A complete, word-for-word restatement of the entries is needed.

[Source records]
■ ■ ■

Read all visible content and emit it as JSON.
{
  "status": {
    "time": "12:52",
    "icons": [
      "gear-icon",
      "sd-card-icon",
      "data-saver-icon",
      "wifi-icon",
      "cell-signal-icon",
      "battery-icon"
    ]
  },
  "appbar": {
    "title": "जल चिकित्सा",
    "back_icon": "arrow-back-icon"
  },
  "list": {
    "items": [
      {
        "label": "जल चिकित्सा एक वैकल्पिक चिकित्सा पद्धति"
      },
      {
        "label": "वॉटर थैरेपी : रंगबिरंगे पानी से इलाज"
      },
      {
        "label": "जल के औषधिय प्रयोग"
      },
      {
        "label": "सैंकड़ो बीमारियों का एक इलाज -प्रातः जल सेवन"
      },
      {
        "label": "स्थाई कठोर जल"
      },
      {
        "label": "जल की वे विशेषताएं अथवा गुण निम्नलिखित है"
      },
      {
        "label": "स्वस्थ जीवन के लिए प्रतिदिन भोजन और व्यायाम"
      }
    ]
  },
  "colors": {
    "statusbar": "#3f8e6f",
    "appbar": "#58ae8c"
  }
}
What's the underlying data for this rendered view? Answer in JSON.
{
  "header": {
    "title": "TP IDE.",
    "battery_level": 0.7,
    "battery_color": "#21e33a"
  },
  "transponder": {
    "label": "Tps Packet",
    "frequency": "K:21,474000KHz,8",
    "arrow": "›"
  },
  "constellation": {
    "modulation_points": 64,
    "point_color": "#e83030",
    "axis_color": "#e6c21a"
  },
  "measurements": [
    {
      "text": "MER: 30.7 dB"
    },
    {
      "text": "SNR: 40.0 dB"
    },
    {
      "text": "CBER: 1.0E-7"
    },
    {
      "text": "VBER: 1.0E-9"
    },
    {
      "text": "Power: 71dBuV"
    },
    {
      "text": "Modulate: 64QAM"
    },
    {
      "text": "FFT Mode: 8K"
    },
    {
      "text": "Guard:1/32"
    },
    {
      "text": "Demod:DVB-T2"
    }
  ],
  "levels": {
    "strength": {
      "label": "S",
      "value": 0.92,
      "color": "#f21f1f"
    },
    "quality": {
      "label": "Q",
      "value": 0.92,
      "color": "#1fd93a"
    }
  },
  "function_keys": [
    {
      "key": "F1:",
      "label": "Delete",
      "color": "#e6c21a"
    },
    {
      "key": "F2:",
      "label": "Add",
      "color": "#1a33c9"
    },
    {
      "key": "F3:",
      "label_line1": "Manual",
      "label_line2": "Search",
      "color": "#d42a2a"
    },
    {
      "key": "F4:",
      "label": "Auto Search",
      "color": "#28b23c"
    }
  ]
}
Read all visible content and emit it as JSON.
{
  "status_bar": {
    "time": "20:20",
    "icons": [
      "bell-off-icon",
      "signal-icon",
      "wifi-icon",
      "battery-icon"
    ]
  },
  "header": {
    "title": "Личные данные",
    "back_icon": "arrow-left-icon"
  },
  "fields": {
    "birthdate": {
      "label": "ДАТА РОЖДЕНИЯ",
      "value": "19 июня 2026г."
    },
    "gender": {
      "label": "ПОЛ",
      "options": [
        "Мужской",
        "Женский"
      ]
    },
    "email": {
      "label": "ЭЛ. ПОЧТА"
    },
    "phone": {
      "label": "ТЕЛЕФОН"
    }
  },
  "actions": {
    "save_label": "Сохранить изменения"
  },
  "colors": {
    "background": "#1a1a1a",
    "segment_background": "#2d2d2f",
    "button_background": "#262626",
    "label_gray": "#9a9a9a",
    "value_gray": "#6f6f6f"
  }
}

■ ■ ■

◆ SOLUTION TO THIS TASK ◆
Read all visible content and emit it as JSON.
{
  "status": {
    "time": "12:52",
    "icons": [
      "gear-icon",
      "sd-card-icon",
      "data-saver-icon",
      "wifi-icon",
      "cell-signal-icon",
      "battery-icon"
    ]
  },
  "appbar": {
    "title": "जल चिकित्सा",
    "back_icon": "arrow-back-icon"
  },
  "list": {
    "items": [
      {
        "label": "जल चिकित्सा एक वैकल्पिक चिकित्सा पद्धति"
      },
      {
        "label": "वॉटर थैरेपी : रंगबिरंगे पानी से इलाज"
      },
      {
        "label": "जल के औषधिय प्रयोग"
      },
      {
        "label": "सैंकड़ो बीमारियों का एक इलाज -प्रातः जल सेवन"
      },
      {
        "label": "स्थाई कठोर जल"
      },
      {
        "label": "जल की वे विशेषताएं अथवा गुण निम्नलिखित है"
      },
      {
        "label": "स्वस्थ जीवन के लिए प्रतिदिन भोजन और व्यायाम"
      }
    ]
  },
  "colors": {
    "statusbar": "#3f8e6f",
    "appbar": "#58ae8c"
  }
}
What's the underlying data for this rendered view? Answer in JSON.
{
  "header": {
    "title": "TP IDE.",
    "battery_level": 0.7,
    "battery_color": "#21e33a"
  },
  "transponder": {
    "label": "Tps Packet",
    "frequency": "K:21,474000KHz,8",
    "arrow": "›"
  },
  "constellation": {
    "modulation_points": 64,
    "point_color": "#e83030",
    "axis_color": "#e6c21a"
  },
  "measurements": [
    {
      "text": "MER: 30.7 dB"
    },
    {
      "text": "SNR: 40.0 dB"
    },
    {
      "text": "CBER: 1.0E-7"
    },
    {
      "text": "VBER: 1.0E-9"
    },
    {
      "text": "Power: 71dBuV"
    },
    {
      "text": "Modulate: 64QAM"
    },
    {
      "text": "FFT Mode: 8K"
    },
    {
      "text": "Guard:1/32"
    },
    {
      "text": "Demod:DVB-T2"
    }
  ],
  "levels": {
    "strength": {
      "label": "S",
      "value": 0.92,
      "color": "#f21f1f"
    },
    "quality": {
      "label": "Q",
      "value": 0.92,
      "color": "#1fd93a"
    }
  },
  "function_keys": [
    {
      "key": "F1:",
      "label": "Delete",
      "color": "#e6c21a"
    },
    {
      "key": "F2:",
      "label": "Add",
      "color": "#1a33c9"
    },
    {
      "key": "F3:",
      "label_line1": "Manual",
      "label_line2": "Search",
      "color": "#d42a2a"
    },
    {
      "key": "F4:",
      "label": "Auto Search",
      "color": "#28b23c"
    }
  ]
}
Read all visible content and emit it as JSON.
{
  "status_bar": {
    "time": "20:20",
    "icons": [
      "bell-off-icon",
      "signal-icon",
      "wifi-icon",
      "battery-icon"
    ]
  },
  "header": {
    "title": "Личные данные",
    "back_icon": "arrow-left-icon"
  },
  "fields": {
    "birthdate": {
      "label": "ДАТА РОЖДЕНИЯ",
      "value": "19 июня 2026г."
    },
    "gender": {
      "label": "ПОЛ",
      "options": [
        "Мужской",
        "Женский"
      ]
    },
    "email": {
      "label": "ЭЛ. ПОЧТА"
    },
    "phone": {
      "label": "ТЕЛЕФОН"
    }
  },
  "actions": {
    "save_label": "Сохранить изменения"
  },
  "colors": {
    "background": "#1a1a1a",
    "segment_background": "#2d2d2f",
    "button_background": "#262626",
    "label_gray": "#9a9a9a",
    "value_gray": "#6f6f6f"
  }
}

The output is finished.